## Task goal
Work through the entries that follow and state how many lines contain the word "long". Only the number is wanted.

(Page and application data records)
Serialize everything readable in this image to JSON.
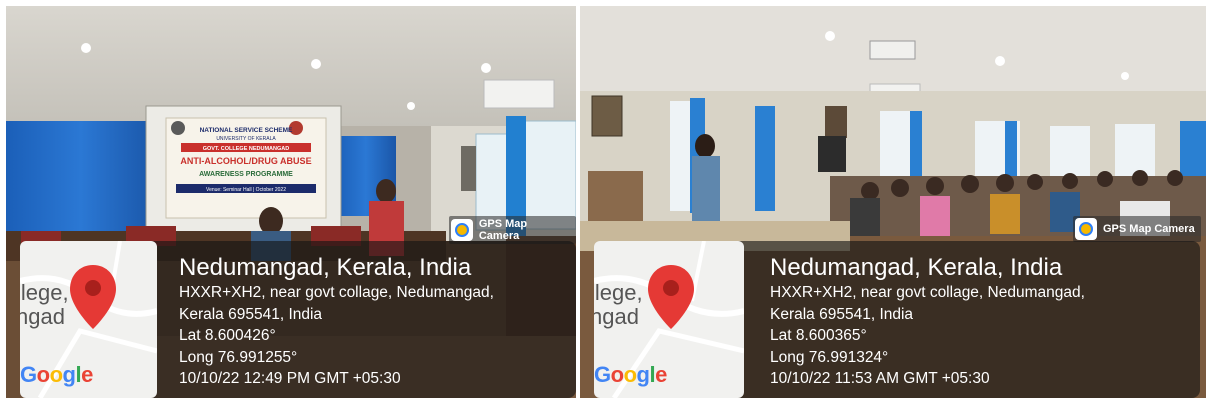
{
  "photos": [
    {
      "app_label": "GPS Map Camera",
      "map_label": "llege,\nngad",
      "google_letters": [
        "G",
        "o",
        "o",
        "g",
        "l",
        "e"
      ],
      "location_title": "Nedumangad, Kerala, India",
      "address_line1": "HXXR+XH2, near govt collage, Nedumangad,",
      "address_line2": "Kerala 695541, India",
      "lat": "Lat 8.600426°",
      "long": "Long 76.991255°",
      "timestamp": "10/10/22 12:49 PM GMT +05:30",
      "banner": {
        "line1": "NATIONAL SERVICE SCHEME",
        "line2": "UNIVERSITY OF KERALA",
        "line3": "GOVT. COLLEGE NEDUMANGAD",
        "line4": "ANTI-ALCOHOL/DRUG ABUSE",
        "line5": "AWARENESS PROGRAMME",
        "line6": "Venue: Seminar Hall | October 2022"
      }
    },
    {
      "app_label": "GPS Map Camera",
      "map_label": "llege,\nngad",
      "google_letters": [
        "G",
        "o",
        "o",
        "g",
        "l",
        "e"
      ],
      "location_title": "Nedumangad, Kerala, India",
      "address_line1": "HXXR+XH2, near govt collage, Nedumangad,",
      "address_line2": "Kerala 695541, India",
      "lat": "Lat 8.600365°",
      "long": "Long 76.991324°",
      "timestamp": "10/10/22 11:53 AM GMT +05:30"
    }
  ],
  "colors": {
    "google_blue": "#4285F4",
    "google_red": "#EA4335",
    "google_yellow": "#FBBC05",
    "google_green": "#34A853",
    "pin_red": "#e53935"
  }
}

## Output
2